The functionality of many of today's new, ‘intelligent’ products, such as smartphones, originates from the use of embedded systems that include both hardware and software. Hardware development is usually managed using a plan-driven archetype, whereas in software development agile methods have become the dominant archetype. Various studies have suggested that companies can use both agile and plan-driven methods simultaneously in one project, for example by dividing projects in independent modules. However, it is unclear how to consolidate these two archetypes when modularity is not an option - as in embedded systems. To address this, we conduct an in-depth case study of an embedded systems development project in the automotive industry. We use a process research approach to explore the project over time. Subsequently, we draw on systems thinking to illustrate the self-reinforcing nature of project problems over time, ultimately leading the project to fail. Our findings illustrate how the software team is forced to comply with the plan-driven demands of the manufacturer’s hardware team. To solve this apparent role conflict, the software team resorts to ‘keeping up appearances’: it forgoes its agile development cycles and focuses on feature development only without frequent testing. This behavior results in an increasing (and regenerative) number of undetected software issues. When the team finally detects the huge amount of rework, there is no time remaining and the project is terminated by the manufacturer. Based on our analysis we provide suggestions to allow both hardware and software teams to work with their own preferred method.

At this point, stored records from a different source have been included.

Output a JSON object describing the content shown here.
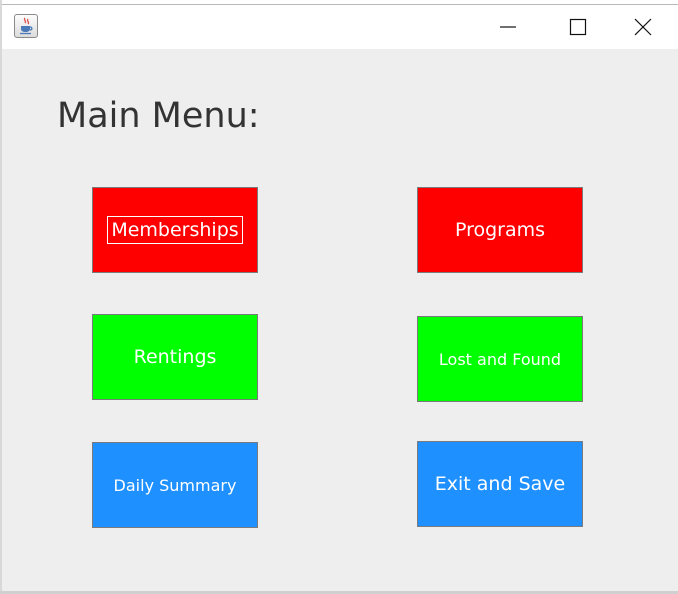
{
  "window": {
    "title": "",
    "icon": "java-cup-icon",
    "controls": {
      "minimize": "minimize-icon",
      "maximize": "maximize-icon",
      "close": "close-icon"
    }
  },
  "main": {
    "title": "Main Menu:",
    "buttons": [
      {
        "label": "Memberships",
        "color": "#ff0000",
        "focused": true
      },
      {
        "label": "Programs",
        "color": "#ff0000"
      },
      {
        "label": "Rentings",
        "color": "#00ff00"
      },
      {
        "label": "Lost and Found",
        "color": "#00ff00"
      },
      {
        "label": "Daily Summary",
        "color": "#1e90ff"
      },
      {
        "label": "Exit and Save",
        "color": "#1e90ff"
      }
    ]
  },
  "colors": {
    "background": "#eeeeee",
    "titlebar": "#ffffff",
    "text": "#333333"
  }
}
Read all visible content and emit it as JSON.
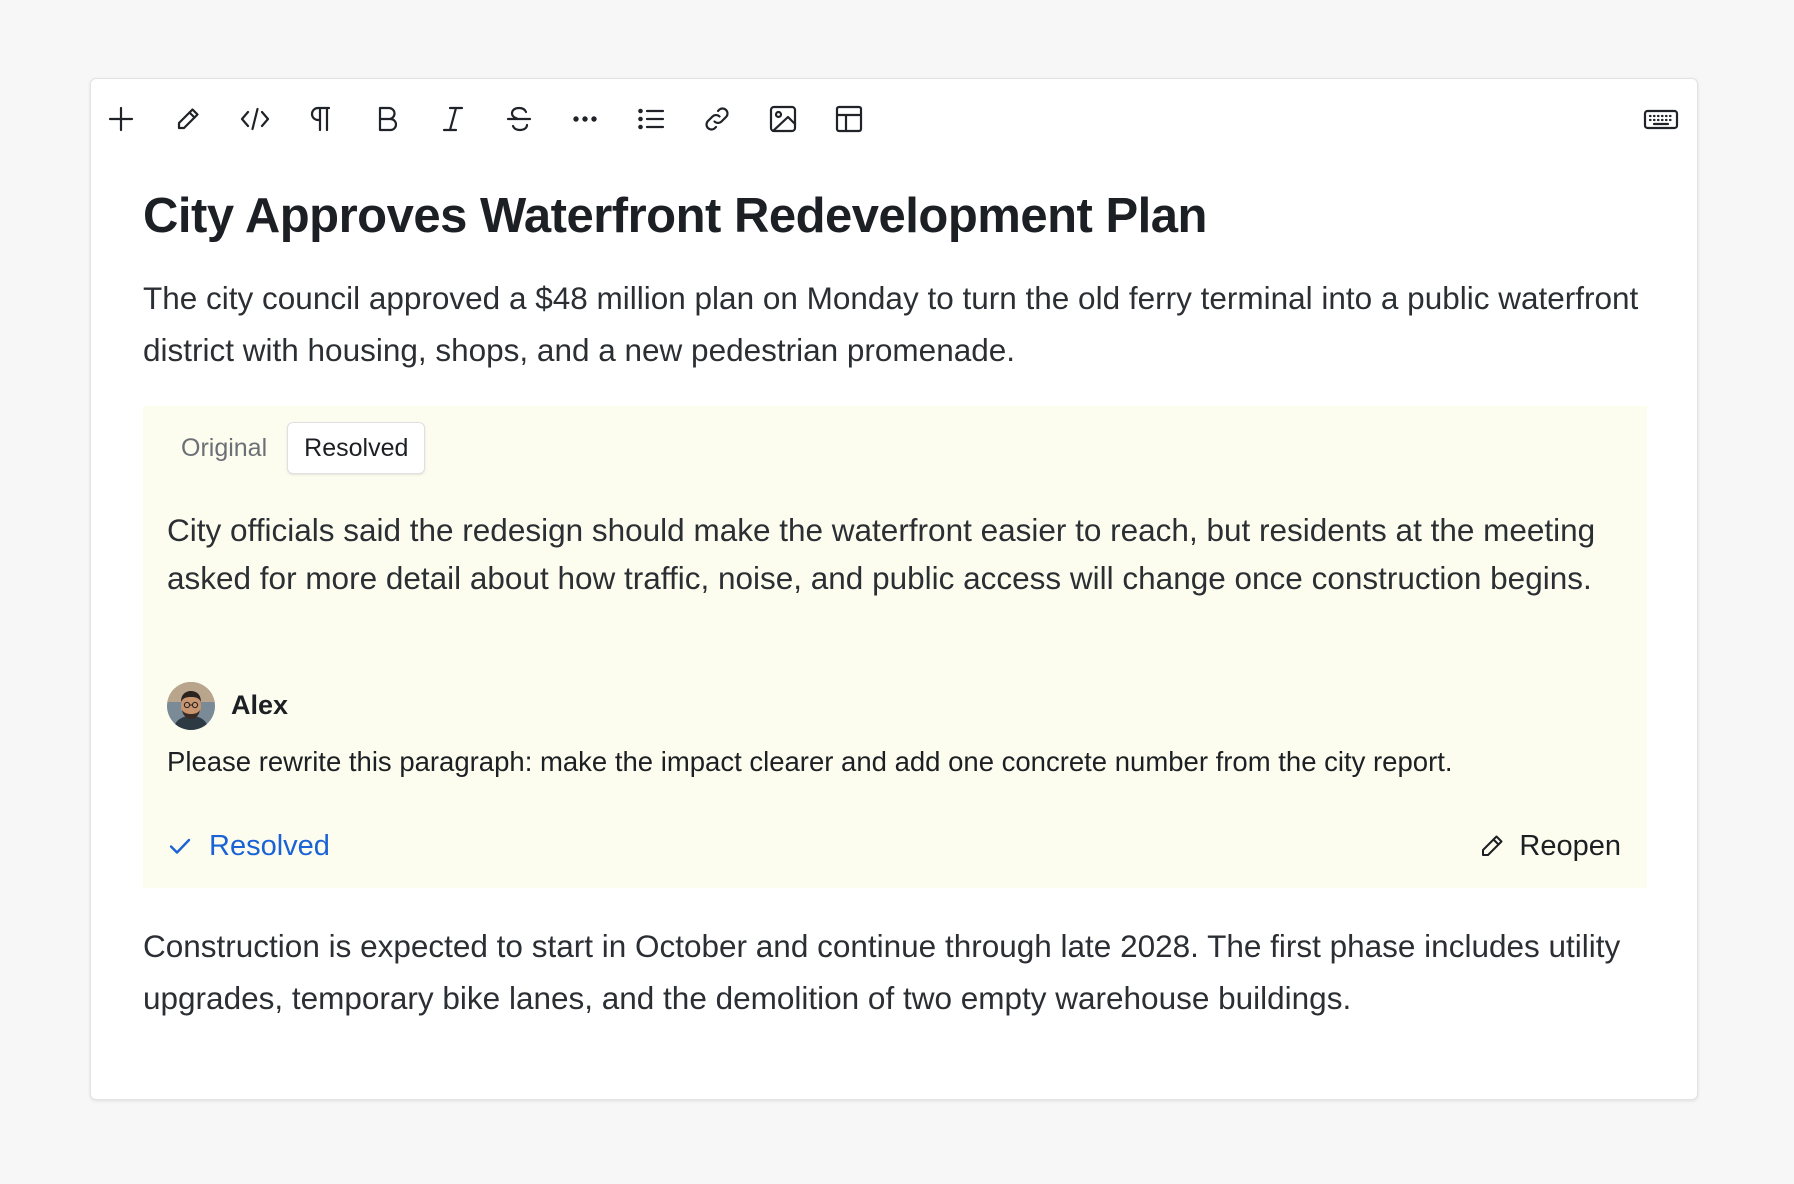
{
  "toolbar": {
    "tools": [
      {
        "name": "plus-icon"
      },
      {
        "name": "pencil-icon"
      },
      {
        "name": "code-icon"
      },
      {
        "name": "pilcrow-icon"
      },
      {
        "name": "bold-icon",
        "glyph": "B"
      },
      {
        "name": "italic-icon",
        "glyph": "I"
      },
      {
        "name": "strikethrough-icon",
        "glyph": "S"
      },
      {
        "name": "more-icon"
      },
      {
        "name": "bullet-list-icon"
      },
      {
        "name": "link-icon"
      },
      {
        "name": "image-icon"
      },
      {
        "name": "table-icon"
      },
      {
        "name": "keyboard-icon"
      }
    ]
  },
  "document": {
    "title": "City Approves Waterfront Redevelopment Plan",
    "paragraph_1": "The city council approved a $48 million plan on Monday to turn the old ferry terminal into a public waterfront district with housing, shops, and a new pedestrian promenade.",
    "paragraph_2": "Construction is expected to start in October and continue through late 2028. The first phase includes utility upgrades, temporary bike lanes, and the demolition of two empty warehouse buildings."
  },
  "comment": {
    "tabs": [
      "Original",
      "Resolved"
    ],
    "active_tab": "Resolved",
    "text": "City officials said the redesign should make the waterfront easier to reach, but residents at the meeting asked for more detail about how traffic, noise, and public access will change once construction begins.",
    "author": "Alex",
    "body": "Please rewrite this paragraph: make the impact clearer and add one concrete number from the city report.",
    "status_label": "Resolved",
    "reopen_label": "Reopen"
  },
  "colors": {
    "comment_background": "#fcfdee",
    "resolved_blue": "#1a63d6"
  }
}
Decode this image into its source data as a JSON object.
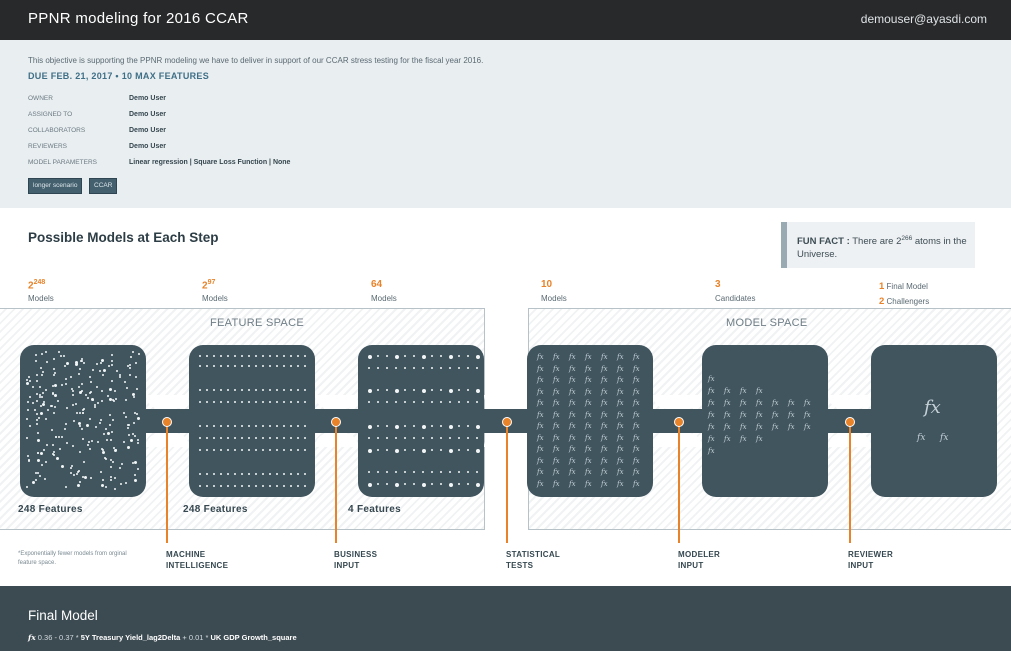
{
  "header": {
    "title": "PPNR modeling for 2016 CCAR",
    "user": "demouser@ayasdi.com"
  },
  "objective": {
    "description": "This objective is supporting the PPNR modeling we have to deliver in support of our CCAR stress testing for the fiscal year 2016.",
    "due": "DUE FEB. 21, 2017  •  10 MAX FEATURES",
    "fields": [
      {
        "label": "OWNER",
        "value": "Demo User"
      },
      {
        "label": "ASSIGNED TO",
        "value": "Demo User"
      },
      {
        "label": "COLLABORATORS",
        "value": "Demo User"
      },
      {
        "label": "REVIEWERS",
        "value": "Demo User"
      },
      {
        "label": "MODEL PARAMETERS",
        "value": "Linear regression | Square Loss Function | None"
      }
    ],
    "tags": [
      "longer scenario",
      "CCAR"
    ]
  },
  "section_title": "Possible Models at Each Step",
  "fun_fact": {
    "label": "FUN FACT :",
    "text_before": "There are 2",
    "exponent": "266",
    "text_after": " atoms in the Universe."
  },
  "steps": [
    {
      "base": "2",
      "exp": "248",
      "sub": "Models"
    },
    {
      "base": "2",
      "exp": "97",
      "sub": "Models"
    },
    {
      "base": "64",
      "exp": "",
      "sub": "Models"
    },
    {
      "base": "10",
      "exp": "",
      "sub": "Models"
    },
    {
      "base": "3",
      "exp": "",
      "sub": "Candidates"
    }
  ],
  "final": {
    "n1": "1",
    "t1": "Final Model",
    "n2": "2",
    "t2": "Challengers"
  },
  "spaces": {
    "feature": "FEATURE SPACE",
    "model": "MODEL SPACE"
  },
  "feature_labels": [
    "248 Features",
    "248 Features",
    "4 Features"
  ],
  "stage_labels": [
    {
      "line1": "MACHINE",
      "line2": "INTELLIGENCE"
    },
    {
      "line1": "BUSINESS",
      "line2": "INPUT"
    },
    {
      "line1": "STATISTICAL",
      "line2": "TESTS"
    },
    {
      "line1": "MODELER",
      "line2": "INPUT"
    },
    {
      "line1": "REVIEWER",
      "line2": "INPUT"
    }
  ],
  "footnote": "*Exponentially fewer models from orginal feature space.",
  "fx_symbol": "fx",
  "final_model": {
    "title": "Final Model",
    "formula_prefix": "0.36 - 0.37 * ",
    "term1": "5Y Treasury Yield_lag2Delta",
    "formula_mid": " + 0.01 * ",
    "term2": "UK GDP Growth_square"
  },
  "colors": {
    "accent": "#e8832a",
    "tile": "#41555f",
    "topbar": "#28292b",
    "footer": "#3c4a51"
  }
}
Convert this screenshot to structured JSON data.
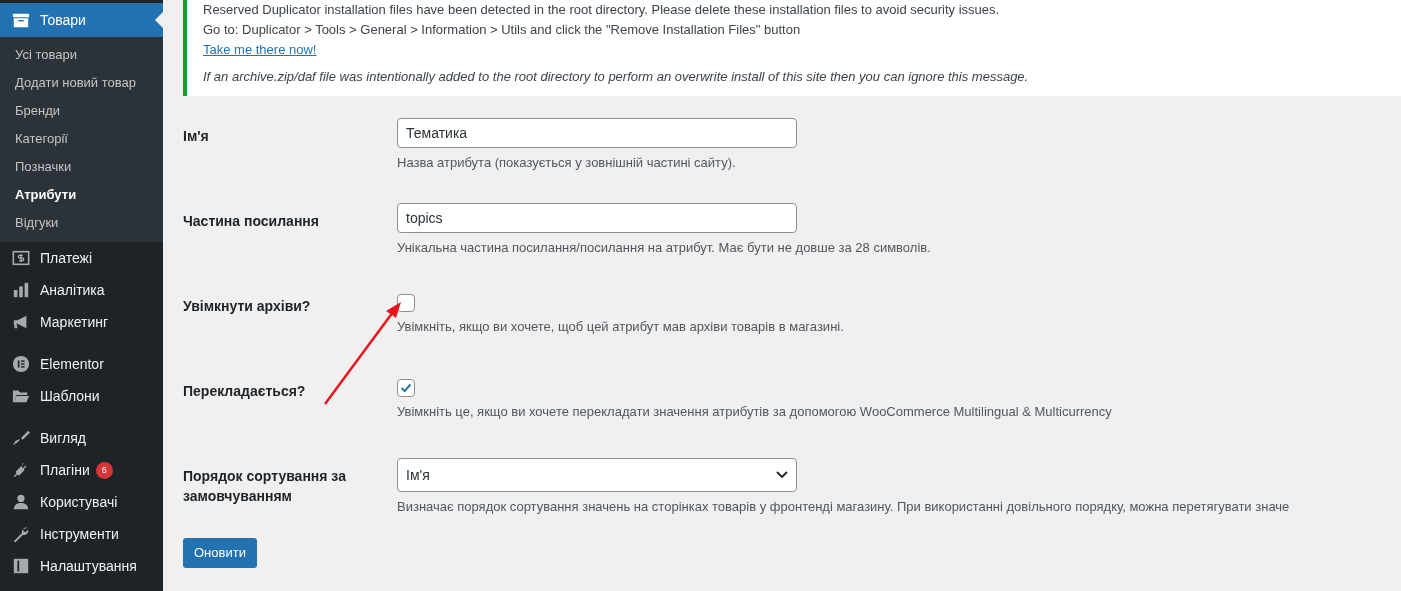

|Publication status||Published - 2017|
|Event||23rd Innovation and Product Development Conference - University of Strathclyde, Glasgow, U.K., United Kingdom|
Duration: 12 Jun 2016 → 14 Jun 2016
|Conference||23rd Innovation and Product Development Conference|
|Period||12/06/16 → 14/06/16|